I said, How do we know? We believe the bricks must be carefully packed, and nothing will throw them off the truck. And that the driver will be careful. I knew I sounded paranoid, and it was no doubt from reading the newspaper too much.

The discussion did not go any further till we reached the hospital where I happened to pick up the day's newspaper. In page 2 there was a news of a building collapse, and the sub heading: "Builders ignored safety regulations..." which led to the collapse. Everyone involved must have assumed that others will take care of it so that no accident will happen. Yet it did happen.

When we eat shawarma from hotels we really don't expect to die within a few hours, do we? Nor do we expect to land up in hospital with severe poisoning after a chicken biriyani. Yet these things happen, and we continue to eat those. We easily use products beyond expiry date saying "Oh, it's fine... just a day or two won't do any harm." Not to mention the compromises we (are forced to) make on matters of hygiene.

We see school bus drivers overspeeding on the roads and the best we could do is place our hand on our hearts and say, "God, please keep those children and others on the road safe." We read of train and bus accidents, yet we continue to travel hoping that someone will be more careful this time.
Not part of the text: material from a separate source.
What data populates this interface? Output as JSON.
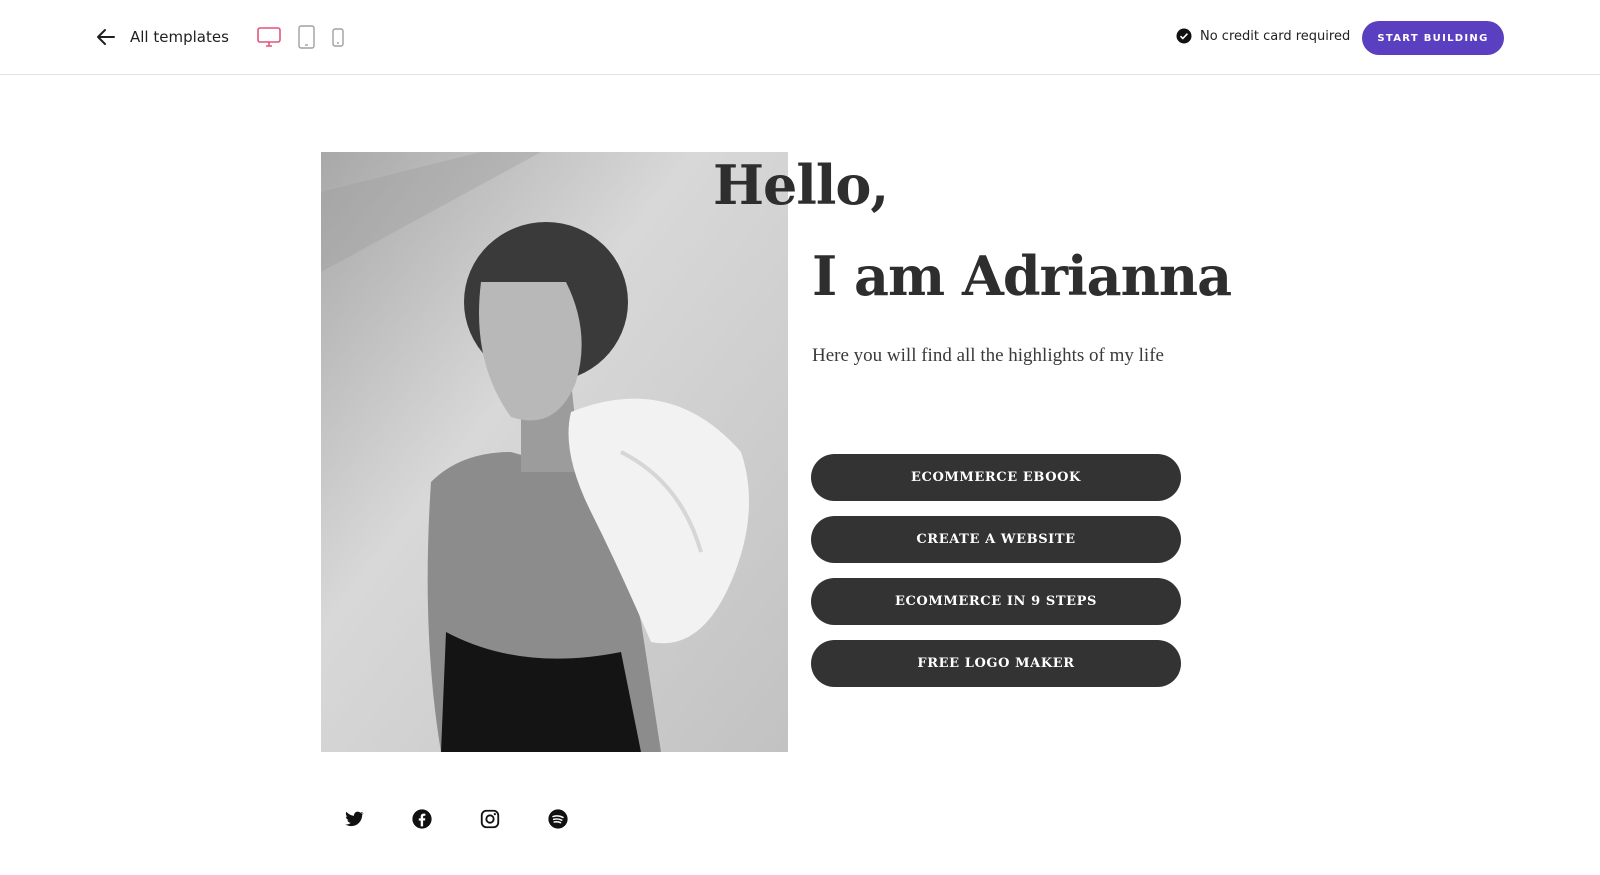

We believe someone else will be careful so that the rest of us are safe. And yet so many accidents happen because of neglect and carelessness. Because no one gives a damn about what happens to others. We leave so much to Faith.

Tuesday, August 14, 2012

Somewhere a dream has fallen...

Somewhere a dream has fallen
And melted into dew...
Somewhere a pair of gentle eyes
Has picked it up for you.

The morning mist has cleared,
The sky is golden hue;
The day holds forth promises
Of a miracle overdue.

Saturday, August 11, 2012

You'd better be running. Or should you?

Once, not so long ago, I had this text pinned near my work station. My gaze would fall on it when I sat down to work in the morning, and when I got up to get my tea or to leave for home in the evening.
It inspired me more than anything else.

But now, I beg to differ.
Running is not for me.
Running is for lions and gazelles. Or maybe for Usain Bolt. And others whose survival depends on their speed.

For me, it is Persistence.
Persistence sprinkled with luxuries like afternoon naps, stops to smell the roses, getting drenched in the rain, taking evening walks,...
And then getting back to work.
It's about getting depressed once in a while. Getting mad at the world. Feeling pleased about a small encouraging email. Or sharing a laugh with a close friend. Or making plans that would never happen. Dreaming about getting even with others.
And then getting back to work.
It's about taking a break from work one day because I am tired. Or lazy. Or because I just don't feel like working.
And then that day will pass and I will get back to work.
It's about attending to chores in the house - grumbling. Swearing out loud when I can't take it anymore. Hugging my son just the way he likes to be hugged.
And then getting back to work.
Slow, perhaps, but steady.

For me there is no running. And no prize that comes with the race.
But there is persistence.
Because I have dreams, too. And the wish to make them come true.
I don't want to race after my dreams.
Because I know, if I am persistent enough, they will wait for me to catch up.